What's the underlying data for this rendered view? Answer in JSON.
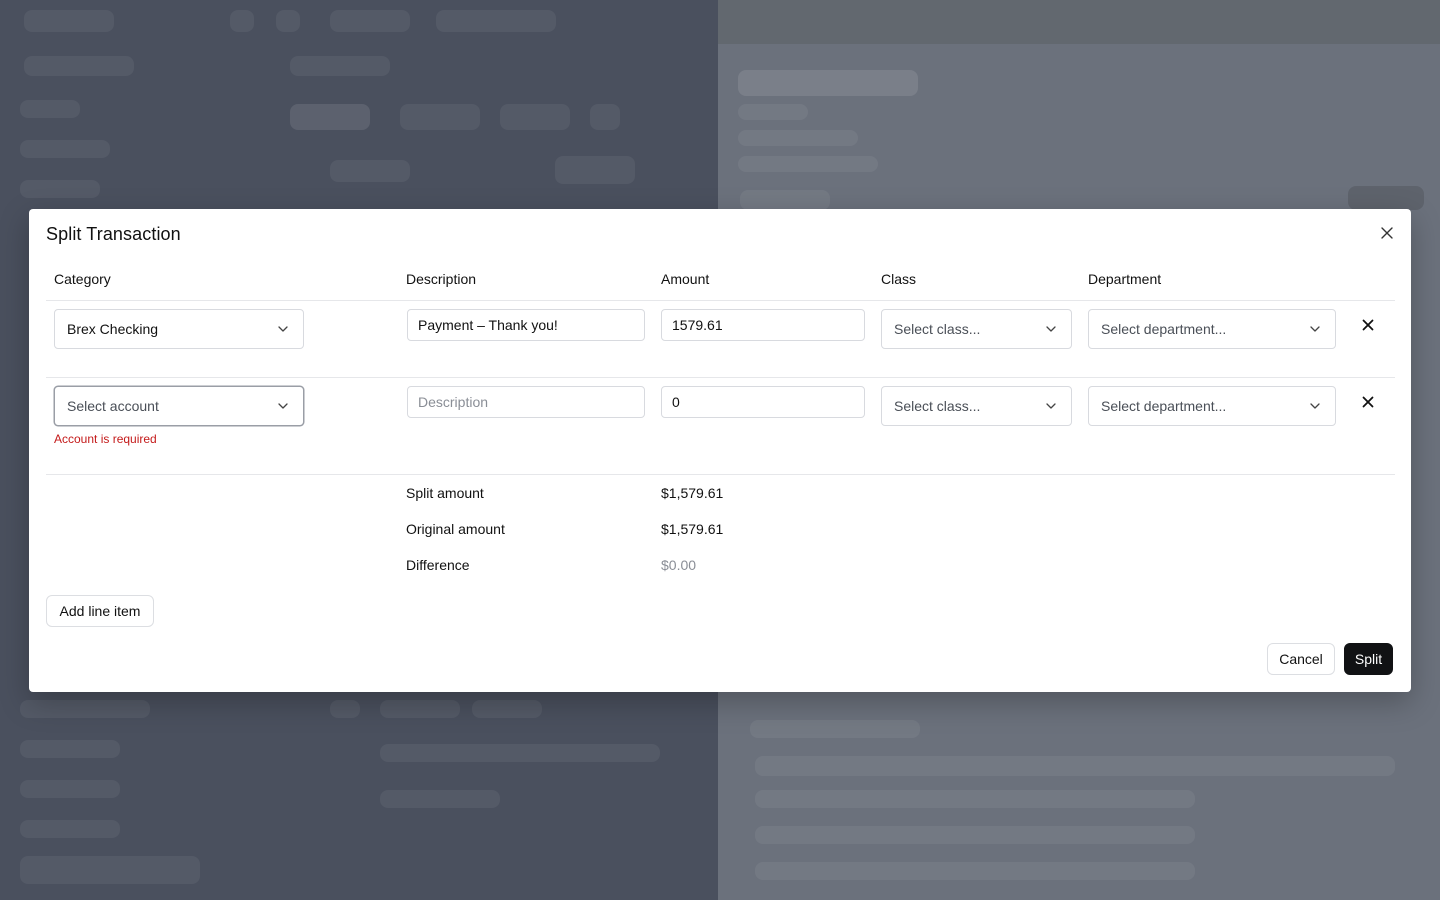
{
  "dialog": {
    "title": "Split Transaction",
    "close_icon": "close-icon"
  },
  "columns": {
    "category": "Category",
    "description": "Description",
    "amount": "Amount",
    "class": "Class",
    "department": "Department"
  },
  "rows": [
    {
      "category": "Brex Checking",
      "description": "Payment – Thank you!",
      "description_placeholder": "Description",
      "amount": "1579.61",
      "class": "Select class...",
      "department": "Select department..."
    },
    {
      "category": "Select account",
      "description": "",
      "description_placeholder": "Description",
      "amount": "0",
      "class": "Select class...",
      "department": "Select department...",
      "error": "Account is required"
    }
  ],
  "summary": {
    "split_label": "Split amount",
    "split_value": "$1,579.61",
    "original_label": "Original amount",
    "original_value": "$1,579.61",
    "difference_label": "Difference",
    "difference_value": "$0.00"
  },
  "actions": {
    "add_line": "Add line item",
    "cancel": "Cancel",
    "split": "Split"
  },
  "colors": {
    "error": "#c41a1a",
    "primary_button": "#111214",
    "overlay": "#4b5160"
  }
}
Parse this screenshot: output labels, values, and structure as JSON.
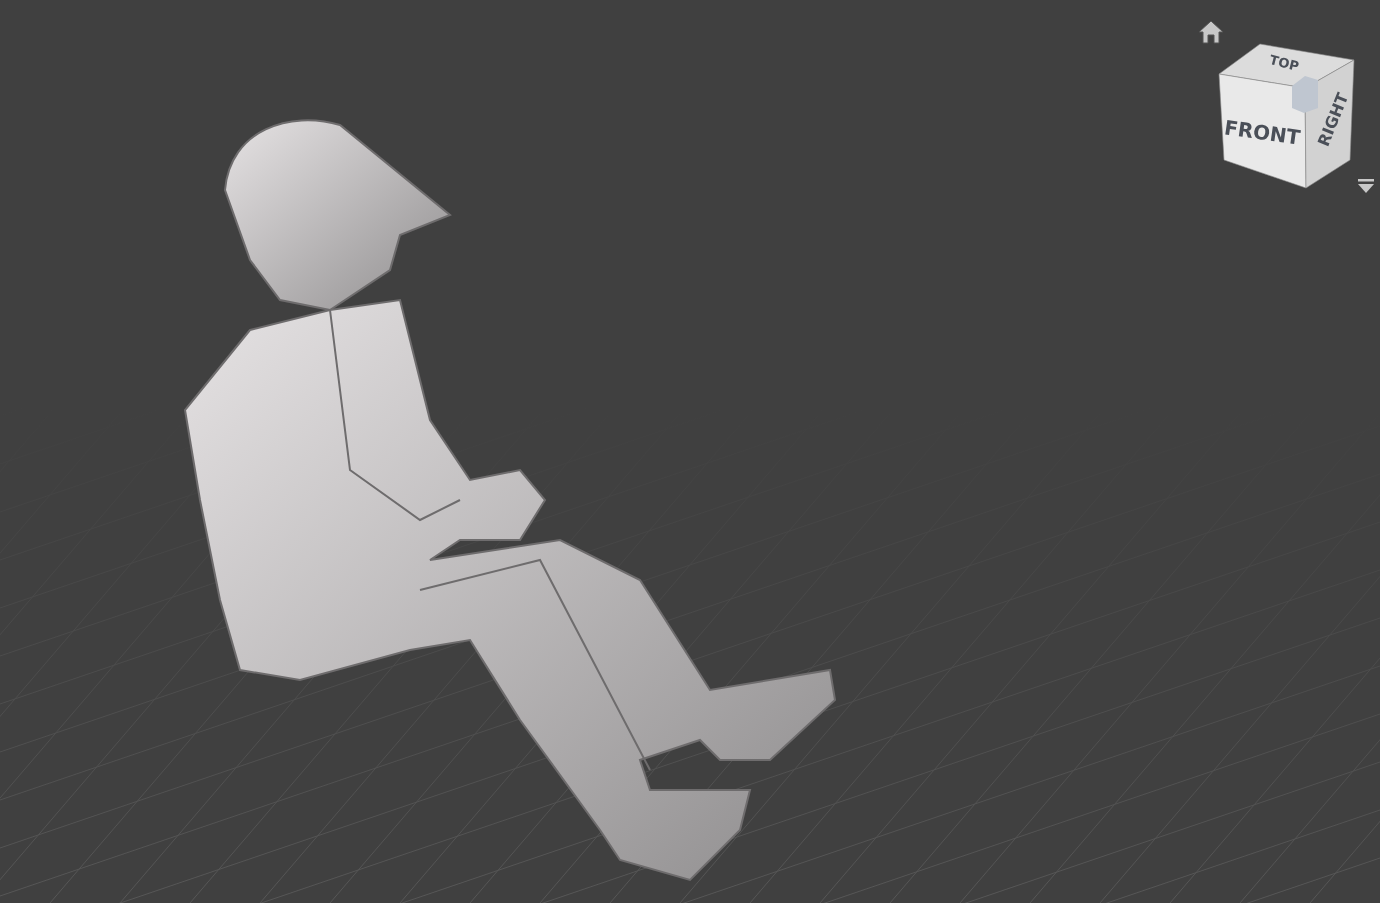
{
  "viewcube": {
    "faces": [
      {
        "label": "TOP",
        "kind": "top"
      },
      {
        "label": "FRONT",
        "kind": "front"
      },
      {
        "label": "RIGHT",
        "kind": "right"
      }
    ]
  }
}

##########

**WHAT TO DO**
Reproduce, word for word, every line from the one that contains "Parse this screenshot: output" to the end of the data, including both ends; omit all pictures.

**PROBLEM SOLUTION**
Parse this screenshot: output labels, values, and structure as JSON.
{
  "viewcube": {
    "faces": [
      {
        "label": "TOP",
        "kind": "top"
      },
      {
        "label": "FRONT",
        "kind": "front"
      },
      {
        "label": "RIGHT",
        "kind": "right"
      }
    ]
  }
}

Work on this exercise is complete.